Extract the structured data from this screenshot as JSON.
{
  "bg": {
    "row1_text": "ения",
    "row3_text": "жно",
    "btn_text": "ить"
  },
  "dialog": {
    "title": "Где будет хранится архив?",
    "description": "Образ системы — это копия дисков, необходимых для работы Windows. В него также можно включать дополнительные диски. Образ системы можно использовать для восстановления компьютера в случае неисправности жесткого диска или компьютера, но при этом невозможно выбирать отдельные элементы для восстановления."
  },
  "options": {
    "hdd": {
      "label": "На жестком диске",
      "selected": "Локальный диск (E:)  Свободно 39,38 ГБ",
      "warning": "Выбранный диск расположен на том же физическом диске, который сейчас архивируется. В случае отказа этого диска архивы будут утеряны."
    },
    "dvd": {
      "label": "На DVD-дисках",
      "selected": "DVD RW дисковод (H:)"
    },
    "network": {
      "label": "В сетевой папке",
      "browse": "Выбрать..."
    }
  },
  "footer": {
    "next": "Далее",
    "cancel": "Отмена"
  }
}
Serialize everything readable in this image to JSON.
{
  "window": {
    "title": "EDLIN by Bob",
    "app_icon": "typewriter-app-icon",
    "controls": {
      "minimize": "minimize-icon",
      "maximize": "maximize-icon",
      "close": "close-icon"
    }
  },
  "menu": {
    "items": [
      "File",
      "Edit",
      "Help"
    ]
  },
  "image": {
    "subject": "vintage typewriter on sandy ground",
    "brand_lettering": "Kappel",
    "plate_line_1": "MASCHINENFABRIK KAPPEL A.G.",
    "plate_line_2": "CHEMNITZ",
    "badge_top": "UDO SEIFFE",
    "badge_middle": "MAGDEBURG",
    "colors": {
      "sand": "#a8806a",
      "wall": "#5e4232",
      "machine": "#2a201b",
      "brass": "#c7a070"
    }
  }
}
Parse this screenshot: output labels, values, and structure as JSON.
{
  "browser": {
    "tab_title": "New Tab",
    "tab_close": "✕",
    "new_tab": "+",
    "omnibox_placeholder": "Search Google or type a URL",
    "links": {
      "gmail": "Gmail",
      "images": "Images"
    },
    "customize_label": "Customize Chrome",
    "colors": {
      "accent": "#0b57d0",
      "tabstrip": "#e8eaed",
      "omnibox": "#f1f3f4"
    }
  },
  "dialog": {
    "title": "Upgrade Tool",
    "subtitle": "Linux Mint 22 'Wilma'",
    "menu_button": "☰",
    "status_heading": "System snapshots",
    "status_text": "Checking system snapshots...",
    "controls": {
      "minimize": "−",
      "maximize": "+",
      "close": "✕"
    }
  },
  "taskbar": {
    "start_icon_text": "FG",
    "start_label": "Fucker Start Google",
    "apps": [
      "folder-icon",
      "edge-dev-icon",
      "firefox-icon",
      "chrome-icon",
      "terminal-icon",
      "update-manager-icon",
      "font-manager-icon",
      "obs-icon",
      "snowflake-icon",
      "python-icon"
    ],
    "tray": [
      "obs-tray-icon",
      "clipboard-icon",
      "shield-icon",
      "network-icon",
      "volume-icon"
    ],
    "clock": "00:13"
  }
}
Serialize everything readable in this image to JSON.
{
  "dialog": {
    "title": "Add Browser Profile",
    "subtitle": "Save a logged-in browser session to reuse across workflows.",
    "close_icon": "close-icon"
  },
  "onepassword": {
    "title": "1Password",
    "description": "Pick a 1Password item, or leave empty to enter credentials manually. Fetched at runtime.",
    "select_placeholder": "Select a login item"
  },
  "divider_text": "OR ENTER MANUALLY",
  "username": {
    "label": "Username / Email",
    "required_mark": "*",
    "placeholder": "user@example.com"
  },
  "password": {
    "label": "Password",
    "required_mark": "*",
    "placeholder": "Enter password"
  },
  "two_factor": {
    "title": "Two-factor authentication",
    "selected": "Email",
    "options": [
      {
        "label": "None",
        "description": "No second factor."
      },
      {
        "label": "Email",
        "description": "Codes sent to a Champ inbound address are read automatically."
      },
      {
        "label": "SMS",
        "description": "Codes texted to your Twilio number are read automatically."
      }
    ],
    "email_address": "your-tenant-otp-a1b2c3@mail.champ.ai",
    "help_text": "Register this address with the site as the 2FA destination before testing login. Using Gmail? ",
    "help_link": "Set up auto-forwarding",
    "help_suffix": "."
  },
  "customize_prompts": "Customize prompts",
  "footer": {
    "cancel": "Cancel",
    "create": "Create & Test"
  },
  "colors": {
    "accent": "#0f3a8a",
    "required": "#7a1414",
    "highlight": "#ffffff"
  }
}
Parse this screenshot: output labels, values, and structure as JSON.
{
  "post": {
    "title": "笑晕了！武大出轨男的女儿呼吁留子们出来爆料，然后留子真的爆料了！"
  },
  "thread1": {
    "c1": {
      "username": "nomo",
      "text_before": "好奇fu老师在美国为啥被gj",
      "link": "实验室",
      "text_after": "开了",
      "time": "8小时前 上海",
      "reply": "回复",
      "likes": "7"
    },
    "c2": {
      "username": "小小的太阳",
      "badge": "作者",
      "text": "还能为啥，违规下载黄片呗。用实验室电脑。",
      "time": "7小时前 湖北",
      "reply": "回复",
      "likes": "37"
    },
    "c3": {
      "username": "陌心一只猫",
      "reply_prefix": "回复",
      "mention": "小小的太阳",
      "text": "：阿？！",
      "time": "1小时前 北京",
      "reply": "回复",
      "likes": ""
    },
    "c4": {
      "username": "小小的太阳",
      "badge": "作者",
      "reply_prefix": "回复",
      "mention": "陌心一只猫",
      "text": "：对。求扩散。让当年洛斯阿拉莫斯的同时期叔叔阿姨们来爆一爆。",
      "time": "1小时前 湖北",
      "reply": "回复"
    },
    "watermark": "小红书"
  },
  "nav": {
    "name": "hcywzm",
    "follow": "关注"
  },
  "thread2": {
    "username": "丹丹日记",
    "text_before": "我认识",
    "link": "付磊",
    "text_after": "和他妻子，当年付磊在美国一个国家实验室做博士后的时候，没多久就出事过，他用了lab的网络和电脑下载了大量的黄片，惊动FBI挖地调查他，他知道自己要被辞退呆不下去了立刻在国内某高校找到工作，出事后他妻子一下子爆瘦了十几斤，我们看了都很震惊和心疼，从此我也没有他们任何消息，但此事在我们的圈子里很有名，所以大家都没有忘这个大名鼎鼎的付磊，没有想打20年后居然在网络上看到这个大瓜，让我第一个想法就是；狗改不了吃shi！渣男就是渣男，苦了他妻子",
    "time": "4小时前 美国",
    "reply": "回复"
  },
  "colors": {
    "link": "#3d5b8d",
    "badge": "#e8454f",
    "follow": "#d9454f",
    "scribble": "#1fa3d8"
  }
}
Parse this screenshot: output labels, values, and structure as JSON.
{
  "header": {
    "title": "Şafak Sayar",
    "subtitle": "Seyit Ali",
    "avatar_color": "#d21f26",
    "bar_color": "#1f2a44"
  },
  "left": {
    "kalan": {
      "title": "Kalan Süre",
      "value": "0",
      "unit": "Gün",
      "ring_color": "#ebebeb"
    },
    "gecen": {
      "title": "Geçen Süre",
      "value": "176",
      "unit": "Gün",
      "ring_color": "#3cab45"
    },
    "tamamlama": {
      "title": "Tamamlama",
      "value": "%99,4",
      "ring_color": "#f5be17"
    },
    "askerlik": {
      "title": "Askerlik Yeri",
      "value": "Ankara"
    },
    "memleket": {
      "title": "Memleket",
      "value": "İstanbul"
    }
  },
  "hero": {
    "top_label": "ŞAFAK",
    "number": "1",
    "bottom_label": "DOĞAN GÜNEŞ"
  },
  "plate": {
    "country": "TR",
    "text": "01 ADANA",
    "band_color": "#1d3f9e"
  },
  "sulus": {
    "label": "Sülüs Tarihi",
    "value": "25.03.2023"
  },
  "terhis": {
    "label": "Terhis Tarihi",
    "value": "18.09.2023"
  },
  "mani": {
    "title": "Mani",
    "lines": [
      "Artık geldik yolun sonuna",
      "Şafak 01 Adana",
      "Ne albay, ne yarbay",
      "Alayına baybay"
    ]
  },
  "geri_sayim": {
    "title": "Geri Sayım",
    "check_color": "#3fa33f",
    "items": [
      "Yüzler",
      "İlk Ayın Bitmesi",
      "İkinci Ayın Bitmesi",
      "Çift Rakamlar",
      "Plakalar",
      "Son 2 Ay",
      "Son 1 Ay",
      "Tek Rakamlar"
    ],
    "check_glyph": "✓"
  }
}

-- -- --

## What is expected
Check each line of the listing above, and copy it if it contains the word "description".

## Solution
    "description": "Образ системы — это копия дисков, необходимых для работы Windows. В него также можно включать дополнительные диски. Образ системы можно использовать для восстановления компьютера в случае неисправности жесткого диска или компьютера, но при этом невозможно выбирать отдельные элементы для восстановления."
    "description": "Pick a 1Password item, or leave empty to enter credentials manually. Fetched at runtime.",
        "description": "No second factor."
        "description": "Codes sent to a Champ inbound address are read automatically."
        "description": "Codes texted to your Twilio number are read automatically."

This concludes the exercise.